After Nico’s story on the top 5 most underrated BMW cars, our own Steven follows up with his own take on the topic. No one can dispute that BMW has made some real legends. Cars like the E46 M3 and the 1M Coupe are going for huge numbers all over the world on the used market. But what about the cars that never ascended to the ranks of BMW mythology? While most enthusiasts are familiar with these cars, here’s five BMWs that outdrive the competition – and their reputation.
The F-Series M6 kicks off this list as one of the most underrated modern BMWs. It’s also one of the fastest – the S63 V8 good for up to 600 horsepower with the Competition Package. Zero to sixty times sit in the sub-3.5 second range, and you can even get it with a manual (though difficult to find). Plus, you’ve got options – this generation M6 comes in convertible, coupe, and Gran Coupe flavor. They’re also not the most expensive – decent examples can be had for around $40,000. Not bad for a car that cost well into six figures when new and accelerates like a cruise missile.
But wait – there’s more! Gone is the SMG gearbox from the prior generation M6, instead replaced by the slick seven-speed M-DCT. 20” wheels were an often-picked option that you’re likely to find on most used examples. Carbon ceramic brakes were available, too, so you can stop more consistently on the track and have added incessant squeaking on the street. And of course, if you’re willing to tinker, you’re only a few mods away from 700 horsepower.
The E36 3 Series, even well over 20 years later, remains one of the most underrated BMWs in history. Though E36 M3 prices are steadily on the rise, they’re still eclipsed by bookended brothers – the E30 M3 and E46 M3. In-period, ironically, the E36 3 Series received enormous praise from almost every automotive journalist that drove it. I speculate that the North American version of the M3’s neutered S50 is part of the reason for this car being passed over.
But the E36 3 Series drives amazing – old school hydraulic steering, naturally aspirated inline six-cylinders, manual transmission – basically the embodiment of what makes BMWs so much fun to drive. The nicest part is that you don’t even need to step up to the M3 in order to get a versatile and fun to drive BMW.
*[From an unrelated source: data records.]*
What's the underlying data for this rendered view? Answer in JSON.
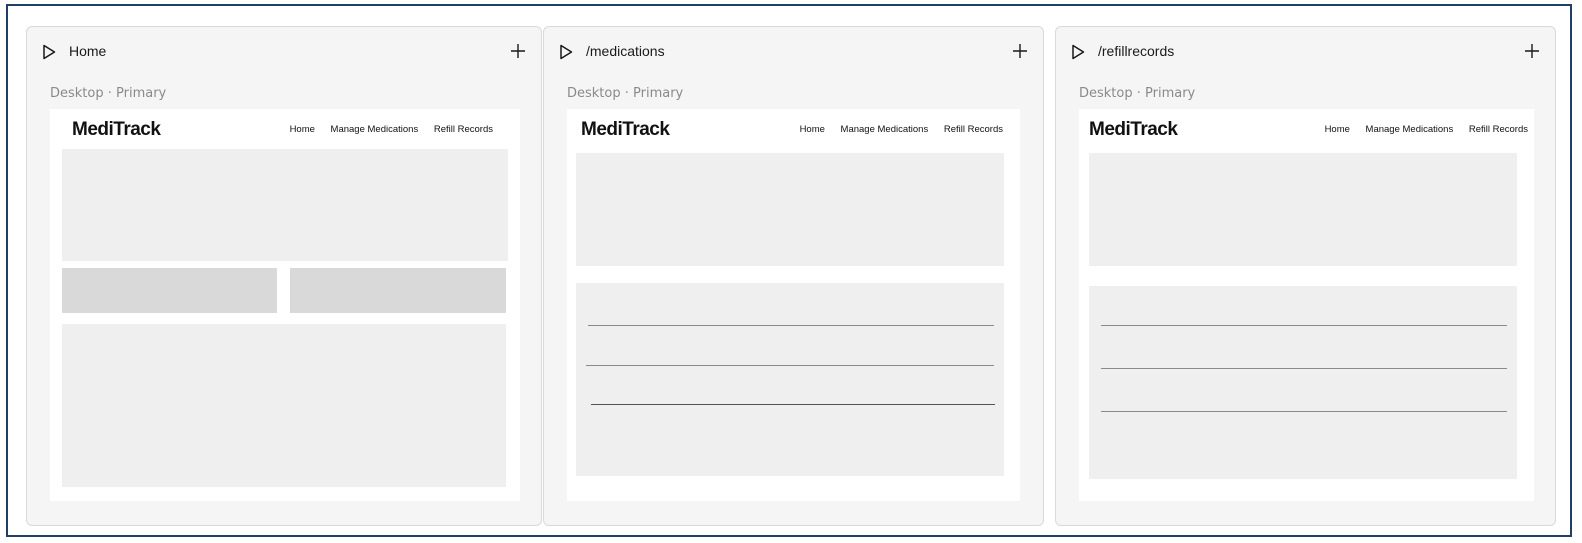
{
  "panels": [
    {
      "title": "Home",
      "device_label": "Desktop · Primary",
      "site": {
        "logo": "MediTrack",
        "nav": [
          "Home",
          "Manage Medications",
          "Refill Records"
        ]
      }
    },
    {
      "title": "/medications",
      "device_label": "Desktop · Primary",
      "site": {
        "logo": "MediTrack",
        "nav": [
          "Home",
          "Manage Medications",
          "Refill Records"
        ]
      }
    },
    {
      "title": "/refillrecords",
      "device_label": "Desktop · Primary",
      "site": {
        "logo": "MediTrack",
        "nav": [
          "Home",
          "Manage Medications",
          "Refill Records"
        ]
      }
    }
  ],
  "icons": {
    "run": "play-icon",
    "add": "plus-icon"
  },
  "colors": {
    "frame_border": "#1f3f66",
    "panel_bg": "#f5f5f5",
    "placeholder": "#efefef",
    "placeholder_dark": "#d9d9d9"
  }
}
The E32 7 Series is almost never on the top of anyone’s “most desirable BMWs”. One of the reasons the E32 is an instant greatest hit is the drivetrain. Paired with a manual transmission and the iconic M30B35 inline-six, the 735i offers all you could ever want from a BMW. And consider; the car is only a few inches longer and wider than the current G20 3 Series, and low spec’d examples can weight up to 100 pounds less than the current 3er.
And sure, it isn’t going to win any drag races, and probably won’t impress anyone on a track. After all, the car is thirty years old. But it’s an old school BMW with a stick – and its aged like wine. Also, it’s rare you’ll pay more than $10,000 for one of these even in great shape. They’re not all that in-demand, making them one of the few remaining best-kept secrets for enthusiasts in the know.
Though M coupes fetch near six-figure sums, it’s rare you’ll find a Roadster approaching even half that. Which is strange – since they’re mechanically no different. Powered by the E46 M3’s S54 inline-six, and only available with a manual transmission – no clunky SMG nonsense here – the Z4 M has every marking of a legendary BMW. Of course, the coupes are more desirable, as they do have a lower center of gravity (and weight) on account of the hardtop. But most drivers aren’t good enough for it to matter; and an even smaller number track the car, where this sort of thing would matter.
As a result, you can pick up a decent Z4 M Roadster for under $20,000. It’s a fantastic car, being mostly E46 M3 in the spots that it counts, and convertibles certainly offer their own brand of fun. And sure, you may have to give up a second around a racetrack. But 9/10ths of the driving experience for a quarter of the price sure sounds like a value to me.
And now for something completely different. Although frequently seen in Scottsdale being recklessly piloted to brunch and mimosas, the current generation X3 is one of the best all-arounders out there. The base trim is a bit sluggish; the M40i uses the ubiquitous B58 engine. It’s a powerhouse from the factory, and more than receptive to a few cheap and power-adding modifications. Plus, you can take it anywhere and have plenty of room for activities – there’s even an optional trailer hitch. Most important to some, it retains a little bit of a classic BMW look – with proportional grilles.
The X3 M exists and must be mentioned; though I’m not sure that it’s as underrated. Good for 503 horsepower in Competition guise, Car and Driver got it to do 0-60 in just 3.3 seconds. For reference, that’s quicker than Mercedes’ AMG GT. With the LCI X3 landing on lots, it will be interesting to see just how far these superpowered SUVs depreciate; I think these will be quite the performance bargain in a few years. Yeah, it’s not an M-powered wagon, but it’s as close as we’re going to get.
That’s a quick look at five of the most underrated BMWs. There’s probably a few we missed – what cars do you think should’ve made the list?